I love ridiculously easy science experiments. I don’t want to create a shopping list just to do something with my kids. I know, sometimes it is worth. But most times I just want to grab a few things around the kitchen and be done.
- glass or bowl
This is a great activity to do after “sink or float.” Hypothesize if an egg will float in water. Test the hypothesis. Then add salt and try it again. Hint- you have to add LOTS of salt! How does it work? A raw egg has more density than tap water. Adding salt increases the density of water until at some point it is greater than the egg. Then the egg floats. Try the experiment with other materials. Talk about swimming in saltwater vs. freshwater.
One of the easiest science experiments is “Sink or Float.” Just gather up some stuff on your living room floor and toss it in a bowl of water. Done. Science.
Okay, you could probably make it a little more educational.
First, make some predictions (hypotheses) about the objects.
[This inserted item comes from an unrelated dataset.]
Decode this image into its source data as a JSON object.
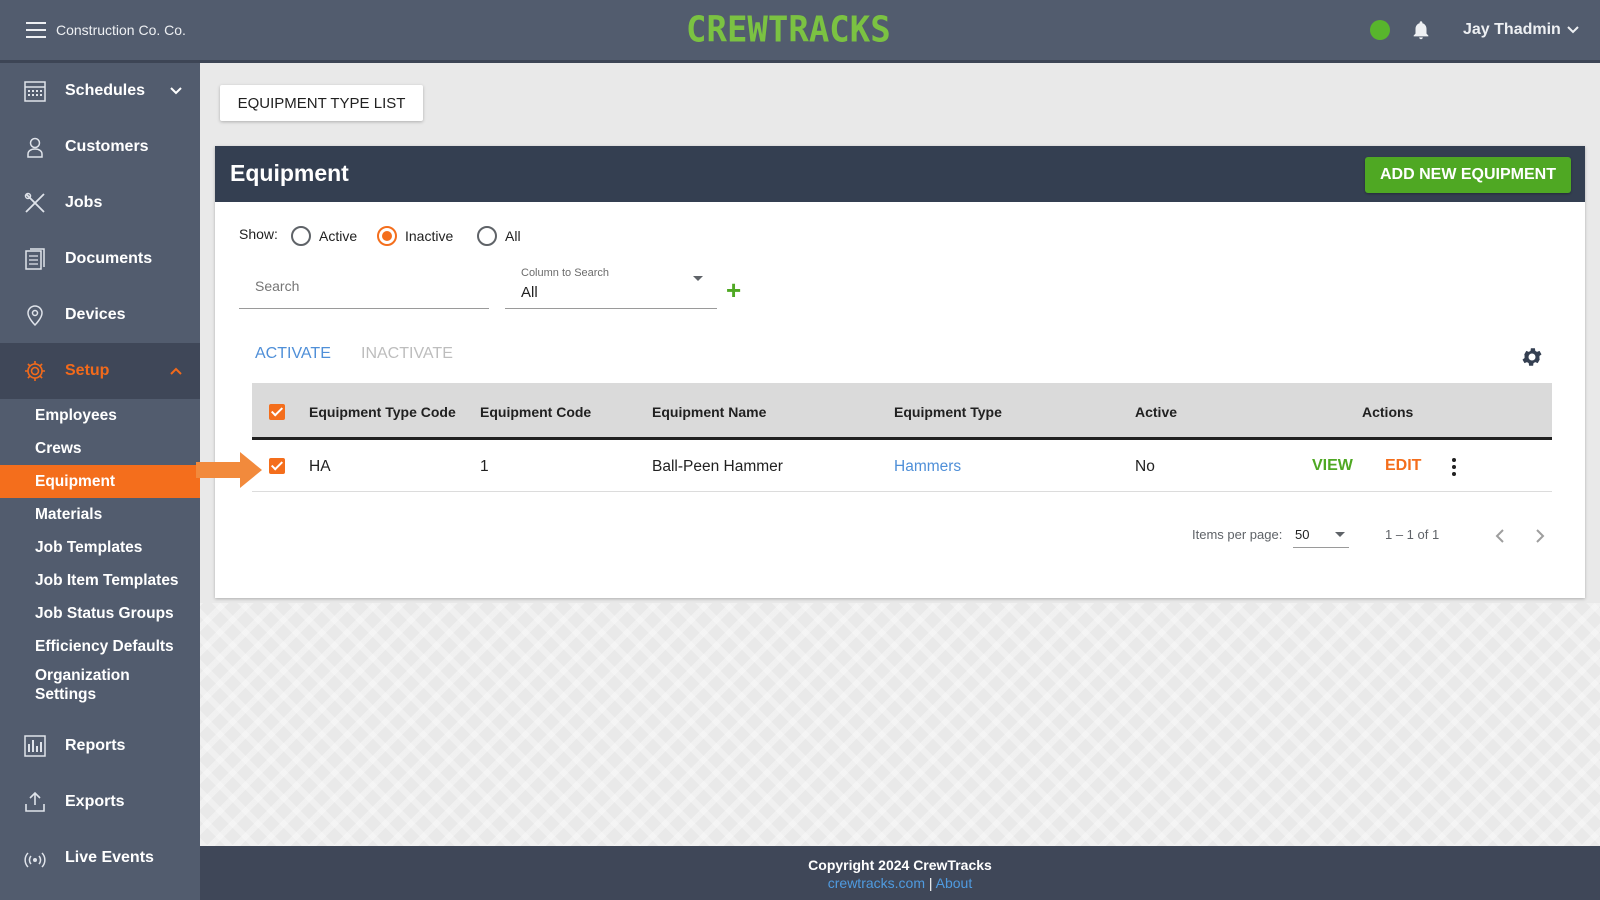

An easy way to do this is group them into “sink” and “float” piles. For older kids, make a chart of the objects, hypotheses, and actual results. You can make your own or print one from the handy internet.
Next, the fun part. Test the objects in water. This is a hit with all ages. Who doesn’t love dropping things in water?
Then, discuss the results and draw conclusions. Ah, the learning part. Were your hypotheses correct? What do the sinking objects have in common? What makes an object float?
I always like to follow up an experiment with a good book. Check out library books with a 532 call number or try some of my favorites:
- Magic School Bus Ups and Downs: A Book about Floating and Sinking by Joanna Cole
- What Floats? What Sinks? A Look at Density by Jennifer Boothroyd
- Will it Float or Sink? (Rookie Read-About Science) by Melissa Stewart
And if your library seems oh-so-far-away, try this equally educational online video. Plus it’s interactive!!
The celery experiment. Do it. It’s easy and it’s fun and it’s SCIENCE! A million other people have done it (and taken better pictures), but here are the cliff notes:
- Go to the grocery store and buy celery. I hear they sell it there. What it is doing there among the normal people food? Do people actually eat it? I guess they don’t have a science experiment store.
- Fill a glass with water and a few drops of food coloring.
- Cut off a stalk of celery and put that bad boy in the cup.
And there you go. You’re officially a scientist. Now you get to use big words like “hypothesis” and “observation” and jot things down in your notebook. I’m sorry, I meant OBSERVATION journal!
The National Science Teachers Association website has a wonderful scientific explanation of the experiment and follow-up questions that you can discuss with your child.